Be a Force for Change

Resource Booklet
American Association for World Health

Fact Sheet

HIV Testing

Although it is estimated that between 650,000 and 900,000 Americans are currently infected with HIV, it has been estimated that only one fifth to one third of the U.S. adult population has been tested for the disease.
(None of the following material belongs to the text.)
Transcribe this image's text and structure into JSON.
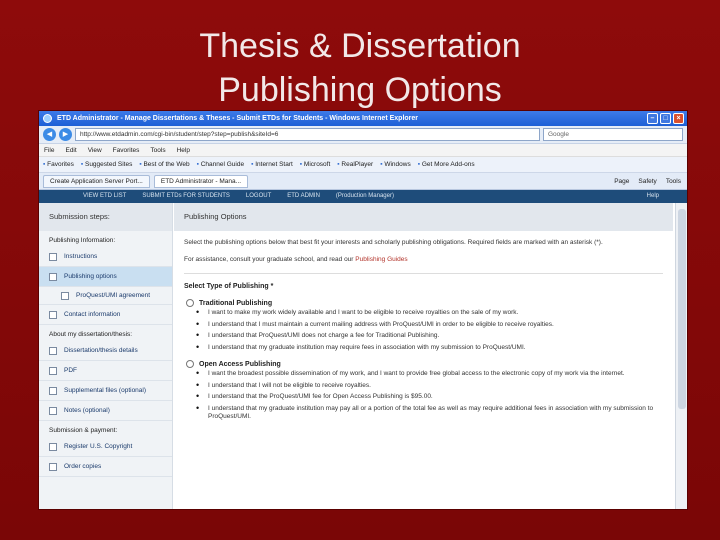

Hundreds of thousands of American adults may be unaware of their HIV status and continue to engage in behavior that could jeopardize their health and that of many others.

All sexually active adolescents and adults, particularly African Americans, Latinos and MSM; any injection drug users; and any pregnant women who fall into high-risk groups, should be tested for HIV. For more information on HIV testing or HIV/AIDS, please contact the CDC National AIDS Hotline: 1-800-342-AIDS; Spanish: 1-800-344-SIDA; hearing impaired: 1-800-243-7889 (TTY).

Testing Centers

HIV testing is available at most hospitals, family planning or sexually transmitted disease (STD) clinics, community health centers, drug treatment facilities, and doctors' offices. Most testing sites offer free or inexpensive tests. Contact your local health department for testing centers in your area.

Privacy and Testing

It is important for anyone having an HIV test to understand the confidentiality policies of the testing center. Testing facilities offer two types of test procedures: confidential and anonymous.

Available Tests
(all may not be available at all sites)

1. Antibody Blood Tests

2. Home Testing Kits

3. Oral Testing for HIV

HIV Test Results

HIV tests can identify HIV antibodies in the blood as early as two weeks after infection, but the body may take up to six months to make a measurable amount of antibodies. The average time is 25 days.

Anyone who receives an HIV test should seek counseling before and after the test in order to understand the results, discuss prevention methods, and, if necessary, discuss drug treatment options.

National HIV Testing Day is June 27, 1999 -- Get your community involved!

For more information, contact the National Association of People with AIDS at (202) 898-0414.